§ **Page and application data records**:

----------

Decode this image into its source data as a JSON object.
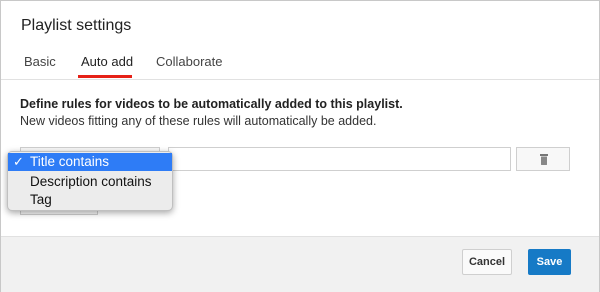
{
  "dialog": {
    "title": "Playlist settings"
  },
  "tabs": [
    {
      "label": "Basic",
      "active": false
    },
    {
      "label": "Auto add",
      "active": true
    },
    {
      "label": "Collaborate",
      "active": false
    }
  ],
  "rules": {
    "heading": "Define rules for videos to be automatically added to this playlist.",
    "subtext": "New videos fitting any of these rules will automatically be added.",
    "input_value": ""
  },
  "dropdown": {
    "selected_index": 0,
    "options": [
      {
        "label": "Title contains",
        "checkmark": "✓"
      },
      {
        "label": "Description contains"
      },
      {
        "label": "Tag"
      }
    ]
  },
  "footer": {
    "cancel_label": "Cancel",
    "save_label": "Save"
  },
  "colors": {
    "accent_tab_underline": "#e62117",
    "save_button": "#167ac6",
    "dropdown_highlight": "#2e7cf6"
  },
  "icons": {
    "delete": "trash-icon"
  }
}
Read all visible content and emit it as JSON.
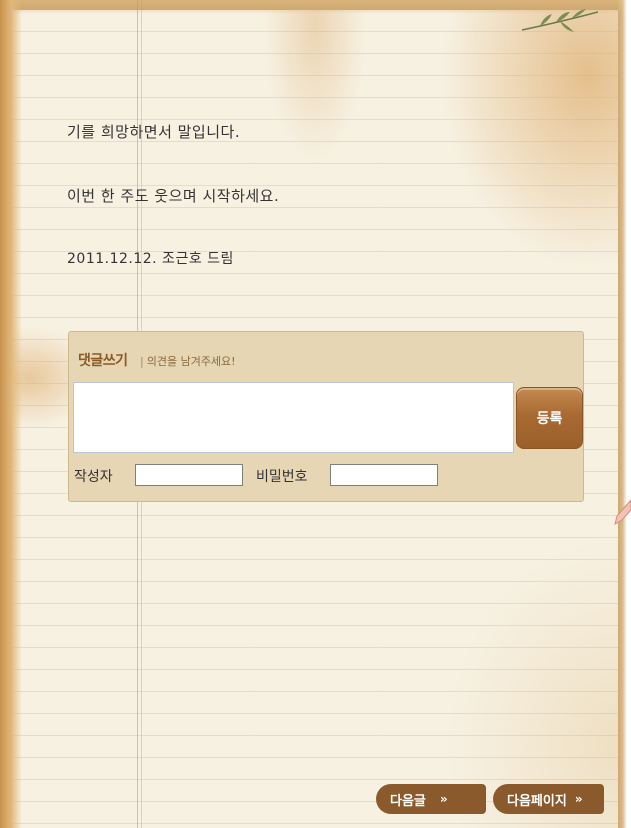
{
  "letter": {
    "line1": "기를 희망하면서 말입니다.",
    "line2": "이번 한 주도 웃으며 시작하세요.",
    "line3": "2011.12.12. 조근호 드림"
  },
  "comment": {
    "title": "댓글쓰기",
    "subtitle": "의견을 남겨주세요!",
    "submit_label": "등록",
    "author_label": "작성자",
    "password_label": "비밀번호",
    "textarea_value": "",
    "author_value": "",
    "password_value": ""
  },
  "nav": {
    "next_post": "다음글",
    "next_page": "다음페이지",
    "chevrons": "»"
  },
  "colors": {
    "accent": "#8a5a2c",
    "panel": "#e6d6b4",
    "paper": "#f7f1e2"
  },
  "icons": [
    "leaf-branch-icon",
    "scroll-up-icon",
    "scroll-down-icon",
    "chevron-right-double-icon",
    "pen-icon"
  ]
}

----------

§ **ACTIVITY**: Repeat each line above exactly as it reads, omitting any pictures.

§ **WORKED SOLUTION**:
Decode this image into its source data as a JSON object.
{
  "dialog": {
    "title": "Playlist settings"
  },
  "tabs": [
    {
      "label": "Basic",
      "active": false
    },
    {
      "label": "Auto add",
      "active": true
    },
    {
      "label": "Collaborate",
      "active": false
    }
  ],
  "rules": {
    "heading": "Define rules for videos to be automatically added to this playlist.",
    "subtext": "New videos fitting any of these rules will automatically be added.",
    "input_value": ""
  },
  "dropdown": {
    "selected_index": 0,
    "options": [
      {
        "label": "Title contains",
        "checkmark": "✓"
      },
      {
        "label": "Description contains"
      },
      {
        "label": "Tag"
      }
    ]
  },
  "footer": {
    "cancel_label": "Cancel",
    "save_label": "Save"
  },
  "colors": {
    "accent_tab_underline": "#e62117",
    "save_button": "#167ac6",
    "dropdown_highlight": "#2e7cf6"
  },
  "icons": {
    "delete": "trash-icon"
  }
}
Read all visible content and emit it as JSON.
{
  "letter": {
    "line1": "기를 희망하면서 말입니다.",
    "line2": "이번 한 주도 웃으며 시작하세요.",
    "line3": "2011.12.12. 조근호 드림"
  },
  "comment": {
    "title": "댓글쓰기",
    "subtitle": "의견을 남겨주세요!",
    "submit_label": "등록",
    "author_label": "작성자",
    "password_label": "비밀번호",
    "textarea_value": "",
    "author_value": "",
    "password_value": ""
  },
  "nav": {
    "next_post": "다음글",
    "next_page": "다음페이지",
    "chevrons": "»"
  },
  "colors": {
    "accent": "#8a5a2c",
    "panel": "#e6d6b4",
    "paper": "#f7f1e2"
  },
  "icons": [
    "leaf-branch-icon",
    "scroll-up-icon",
    "scroll-down-icon",
    "chevron-right-double-icon",
    "pen-icon"
  ]
}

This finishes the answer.